====== Study material ======

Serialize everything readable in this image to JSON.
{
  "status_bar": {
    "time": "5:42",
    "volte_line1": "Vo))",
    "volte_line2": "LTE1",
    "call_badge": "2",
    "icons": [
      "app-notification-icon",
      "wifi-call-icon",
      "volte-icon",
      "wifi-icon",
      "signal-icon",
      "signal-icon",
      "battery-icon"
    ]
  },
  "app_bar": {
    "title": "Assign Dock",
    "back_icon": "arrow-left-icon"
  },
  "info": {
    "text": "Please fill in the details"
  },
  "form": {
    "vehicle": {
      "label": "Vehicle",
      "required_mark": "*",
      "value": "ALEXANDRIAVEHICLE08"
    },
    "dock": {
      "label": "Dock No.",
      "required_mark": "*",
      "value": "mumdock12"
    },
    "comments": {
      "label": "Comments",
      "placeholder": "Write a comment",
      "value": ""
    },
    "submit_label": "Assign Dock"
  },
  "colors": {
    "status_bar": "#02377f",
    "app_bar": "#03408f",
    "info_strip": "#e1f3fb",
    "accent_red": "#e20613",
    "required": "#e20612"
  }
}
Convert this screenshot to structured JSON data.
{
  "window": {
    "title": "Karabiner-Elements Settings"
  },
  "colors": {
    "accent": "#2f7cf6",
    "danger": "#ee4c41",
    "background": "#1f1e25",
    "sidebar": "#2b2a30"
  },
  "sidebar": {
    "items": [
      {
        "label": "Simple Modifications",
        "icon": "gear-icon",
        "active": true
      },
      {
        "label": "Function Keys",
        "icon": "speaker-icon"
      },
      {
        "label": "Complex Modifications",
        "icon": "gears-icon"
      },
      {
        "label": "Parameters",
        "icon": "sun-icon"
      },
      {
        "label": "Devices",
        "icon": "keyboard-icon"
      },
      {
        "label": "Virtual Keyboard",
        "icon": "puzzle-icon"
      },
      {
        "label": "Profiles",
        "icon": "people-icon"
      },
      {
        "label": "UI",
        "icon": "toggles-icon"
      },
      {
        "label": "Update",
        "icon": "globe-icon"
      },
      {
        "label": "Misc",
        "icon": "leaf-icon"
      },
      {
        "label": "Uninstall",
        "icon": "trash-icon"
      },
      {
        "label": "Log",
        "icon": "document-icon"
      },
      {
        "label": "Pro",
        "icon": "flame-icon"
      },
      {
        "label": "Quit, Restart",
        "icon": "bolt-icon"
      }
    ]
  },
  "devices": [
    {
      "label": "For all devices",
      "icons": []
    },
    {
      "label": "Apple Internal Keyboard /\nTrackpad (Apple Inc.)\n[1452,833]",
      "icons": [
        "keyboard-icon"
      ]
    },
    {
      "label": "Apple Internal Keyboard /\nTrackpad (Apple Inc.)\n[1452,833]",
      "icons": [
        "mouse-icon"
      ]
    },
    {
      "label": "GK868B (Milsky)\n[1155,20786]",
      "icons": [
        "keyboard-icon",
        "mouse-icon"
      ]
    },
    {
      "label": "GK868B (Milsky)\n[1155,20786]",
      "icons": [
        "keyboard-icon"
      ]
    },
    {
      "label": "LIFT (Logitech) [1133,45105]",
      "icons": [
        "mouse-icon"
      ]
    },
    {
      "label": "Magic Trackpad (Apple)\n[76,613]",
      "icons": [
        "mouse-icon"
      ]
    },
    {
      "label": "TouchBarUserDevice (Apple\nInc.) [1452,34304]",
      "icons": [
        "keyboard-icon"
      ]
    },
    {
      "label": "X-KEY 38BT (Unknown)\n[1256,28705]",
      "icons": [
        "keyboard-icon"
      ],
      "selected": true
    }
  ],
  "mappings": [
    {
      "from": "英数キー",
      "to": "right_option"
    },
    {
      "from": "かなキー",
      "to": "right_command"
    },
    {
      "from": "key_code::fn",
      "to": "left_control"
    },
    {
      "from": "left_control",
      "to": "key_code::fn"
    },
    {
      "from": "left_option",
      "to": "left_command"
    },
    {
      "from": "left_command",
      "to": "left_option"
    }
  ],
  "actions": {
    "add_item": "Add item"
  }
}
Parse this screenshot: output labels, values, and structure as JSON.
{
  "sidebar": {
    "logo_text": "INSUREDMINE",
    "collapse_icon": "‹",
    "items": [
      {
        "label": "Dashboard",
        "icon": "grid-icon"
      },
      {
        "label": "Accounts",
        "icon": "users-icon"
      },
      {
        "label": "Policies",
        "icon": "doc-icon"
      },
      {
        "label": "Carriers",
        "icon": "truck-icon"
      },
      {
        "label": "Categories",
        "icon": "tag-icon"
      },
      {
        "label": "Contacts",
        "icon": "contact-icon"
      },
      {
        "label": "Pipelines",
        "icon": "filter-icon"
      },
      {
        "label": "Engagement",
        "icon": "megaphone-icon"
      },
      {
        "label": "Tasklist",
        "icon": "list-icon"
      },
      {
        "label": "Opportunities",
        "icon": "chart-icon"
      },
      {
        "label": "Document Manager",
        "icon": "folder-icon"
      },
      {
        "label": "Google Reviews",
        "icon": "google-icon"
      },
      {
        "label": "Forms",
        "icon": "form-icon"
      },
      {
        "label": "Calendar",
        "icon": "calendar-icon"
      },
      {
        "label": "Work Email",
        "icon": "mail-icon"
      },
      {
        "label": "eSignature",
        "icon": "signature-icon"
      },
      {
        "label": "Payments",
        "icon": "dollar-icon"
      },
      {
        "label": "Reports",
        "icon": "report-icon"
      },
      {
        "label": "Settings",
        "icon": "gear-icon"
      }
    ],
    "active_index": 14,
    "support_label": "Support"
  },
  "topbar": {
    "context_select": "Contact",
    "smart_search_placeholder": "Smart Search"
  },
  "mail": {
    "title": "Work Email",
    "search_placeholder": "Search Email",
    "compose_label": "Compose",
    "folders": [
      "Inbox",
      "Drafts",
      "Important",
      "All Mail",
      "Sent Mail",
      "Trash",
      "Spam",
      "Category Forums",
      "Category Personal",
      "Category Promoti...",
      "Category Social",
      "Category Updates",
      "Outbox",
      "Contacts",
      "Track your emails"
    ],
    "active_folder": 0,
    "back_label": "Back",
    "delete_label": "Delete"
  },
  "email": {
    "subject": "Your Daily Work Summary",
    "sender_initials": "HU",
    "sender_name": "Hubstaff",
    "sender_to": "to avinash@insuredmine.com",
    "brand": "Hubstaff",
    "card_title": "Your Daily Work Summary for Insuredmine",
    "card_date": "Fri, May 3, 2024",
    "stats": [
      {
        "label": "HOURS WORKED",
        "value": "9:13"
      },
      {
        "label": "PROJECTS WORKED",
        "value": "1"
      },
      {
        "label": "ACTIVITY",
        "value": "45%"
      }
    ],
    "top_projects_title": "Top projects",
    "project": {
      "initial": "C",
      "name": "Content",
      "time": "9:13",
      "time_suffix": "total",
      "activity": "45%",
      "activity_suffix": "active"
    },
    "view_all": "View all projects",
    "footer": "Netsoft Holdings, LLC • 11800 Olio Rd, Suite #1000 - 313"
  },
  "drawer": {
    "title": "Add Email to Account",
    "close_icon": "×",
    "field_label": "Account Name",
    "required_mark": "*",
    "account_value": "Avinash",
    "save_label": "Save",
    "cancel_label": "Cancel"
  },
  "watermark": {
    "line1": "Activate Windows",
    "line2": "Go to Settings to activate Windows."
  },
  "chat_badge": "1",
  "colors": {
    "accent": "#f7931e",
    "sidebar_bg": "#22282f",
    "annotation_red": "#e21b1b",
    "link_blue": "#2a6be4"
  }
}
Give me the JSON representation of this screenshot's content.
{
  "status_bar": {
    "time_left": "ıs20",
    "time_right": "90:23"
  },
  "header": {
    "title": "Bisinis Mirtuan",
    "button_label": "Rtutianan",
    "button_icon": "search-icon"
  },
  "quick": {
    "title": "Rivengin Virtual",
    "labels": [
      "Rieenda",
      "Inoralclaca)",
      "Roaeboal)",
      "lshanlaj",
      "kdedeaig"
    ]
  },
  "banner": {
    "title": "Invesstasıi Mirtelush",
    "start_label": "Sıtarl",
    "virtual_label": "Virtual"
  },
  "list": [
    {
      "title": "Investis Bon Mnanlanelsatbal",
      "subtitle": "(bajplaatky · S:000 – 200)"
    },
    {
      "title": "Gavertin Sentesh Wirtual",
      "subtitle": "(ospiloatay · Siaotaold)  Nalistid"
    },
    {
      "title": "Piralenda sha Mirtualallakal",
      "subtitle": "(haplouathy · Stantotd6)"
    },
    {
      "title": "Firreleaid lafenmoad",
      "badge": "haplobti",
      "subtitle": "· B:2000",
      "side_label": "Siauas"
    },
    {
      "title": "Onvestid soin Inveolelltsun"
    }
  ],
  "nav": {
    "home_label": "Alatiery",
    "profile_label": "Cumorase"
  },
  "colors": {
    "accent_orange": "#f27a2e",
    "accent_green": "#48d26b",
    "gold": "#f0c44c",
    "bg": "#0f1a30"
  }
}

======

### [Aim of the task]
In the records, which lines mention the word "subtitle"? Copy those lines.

### [Response for this exercise]
      "subtitle": "(bajplaatky · S:000 – 200)"
      "subtitle": "(ospiloatay · Siaotaold)  Nalistid"
      "subtitle": "(haplouathy · Stantotd6)"
      "subtitle": "· B:2000",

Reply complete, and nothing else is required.